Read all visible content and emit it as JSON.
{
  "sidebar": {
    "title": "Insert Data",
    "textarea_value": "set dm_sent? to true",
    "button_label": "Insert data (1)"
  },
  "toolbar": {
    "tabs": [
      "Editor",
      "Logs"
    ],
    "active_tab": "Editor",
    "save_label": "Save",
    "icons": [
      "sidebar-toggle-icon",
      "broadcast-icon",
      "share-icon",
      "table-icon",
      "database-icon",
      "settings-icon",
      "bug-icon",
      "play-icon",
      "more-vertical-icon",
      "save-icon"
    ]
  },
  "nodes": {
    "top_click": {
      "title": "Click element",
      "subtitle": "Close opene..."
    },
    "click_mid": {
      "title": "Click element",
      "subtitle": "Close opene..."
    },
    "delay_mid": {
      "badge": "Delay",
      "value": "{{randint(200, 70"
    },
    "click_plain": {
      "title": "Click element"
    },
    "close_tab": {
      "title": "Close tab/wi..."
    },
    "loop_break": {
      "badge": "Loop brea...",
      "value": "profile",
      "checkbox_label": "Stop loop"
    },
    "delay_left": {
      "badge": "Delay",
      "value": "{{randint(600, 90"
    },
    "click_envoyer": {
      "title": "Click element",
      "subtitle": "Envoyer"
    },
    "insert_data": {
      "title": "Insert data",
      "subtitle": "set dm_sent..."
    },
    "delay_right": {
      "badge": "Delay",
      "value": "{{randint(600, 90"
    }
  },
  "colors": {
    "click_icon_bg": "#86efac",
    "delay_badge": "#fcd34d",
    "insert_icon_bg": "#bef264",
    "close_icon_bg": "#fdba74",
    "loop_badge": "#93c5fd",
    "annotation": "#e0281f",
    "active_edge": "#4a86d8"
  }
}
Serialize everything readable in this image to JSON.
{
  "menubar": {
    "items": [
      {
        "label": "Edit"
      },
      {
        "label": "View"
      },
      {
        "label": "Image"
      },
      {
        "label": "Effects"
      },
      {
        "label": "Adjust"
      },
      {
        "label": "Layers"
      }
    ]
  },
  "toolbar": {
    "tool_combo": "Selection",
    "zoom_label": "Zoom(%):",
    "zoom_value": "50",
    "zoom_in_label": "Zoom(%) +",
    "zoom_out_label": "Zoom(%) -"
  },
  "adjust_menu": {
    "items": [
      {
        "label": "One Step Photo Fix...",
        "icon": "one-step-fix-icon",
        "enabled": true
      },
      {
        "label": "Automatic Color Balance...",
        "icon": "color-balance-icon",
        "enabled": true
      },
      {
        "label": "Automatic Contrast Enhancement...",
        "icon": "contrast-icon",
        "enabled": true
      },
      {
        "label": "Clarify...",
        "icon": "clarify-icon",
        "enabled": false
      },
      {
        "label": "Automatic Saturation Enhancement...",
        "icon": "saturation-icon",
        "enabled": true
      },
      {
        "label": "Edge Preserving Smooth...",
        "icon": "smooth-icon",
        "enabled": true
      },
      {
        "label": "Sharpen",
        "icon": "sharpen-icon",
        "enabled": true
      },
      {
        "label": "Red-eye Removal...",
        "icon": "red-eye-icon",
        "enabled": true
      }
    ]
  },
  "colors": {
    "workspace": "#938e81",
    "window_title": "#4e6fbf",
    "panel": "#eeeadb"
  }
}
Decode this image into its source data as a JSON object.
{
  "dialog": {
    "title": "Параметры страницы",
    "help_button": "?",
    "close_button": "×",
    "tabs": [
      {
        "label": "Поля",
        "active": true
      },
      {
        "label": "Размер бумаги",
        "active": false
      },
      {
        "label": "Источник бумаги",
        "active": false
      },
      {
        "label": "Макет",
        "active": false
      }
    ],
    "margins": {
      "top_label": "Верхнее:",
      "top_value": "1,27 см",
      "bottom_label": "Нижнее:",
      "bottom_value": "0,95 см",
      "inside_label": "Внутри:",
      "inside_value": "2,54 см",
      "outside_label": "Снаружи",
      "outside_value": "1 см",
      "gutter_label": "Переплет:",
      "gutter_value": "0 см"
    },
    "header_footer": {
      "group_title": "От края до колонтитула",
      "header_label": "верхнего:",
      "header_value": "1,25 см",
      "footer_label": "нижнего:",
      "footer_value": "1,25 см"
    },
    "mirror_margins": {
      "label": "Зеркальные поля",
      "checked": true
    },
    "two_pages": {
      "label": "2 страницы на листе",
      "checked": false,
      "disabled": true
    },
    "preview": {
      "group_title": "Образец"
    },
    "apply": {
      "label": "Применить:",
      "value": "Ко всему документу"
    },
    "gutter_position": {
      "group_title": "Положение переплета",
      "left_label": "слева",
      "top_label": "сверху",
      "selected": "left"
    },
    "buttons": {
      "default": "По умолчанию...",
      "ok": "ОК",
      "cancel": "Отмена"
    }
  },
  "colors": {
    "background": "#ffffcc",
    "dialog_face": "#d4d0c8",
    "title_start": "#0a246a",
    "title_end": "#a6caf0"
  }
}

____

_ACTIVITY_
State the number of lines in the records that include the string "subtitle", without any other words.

_YOUR SOLUTION_
4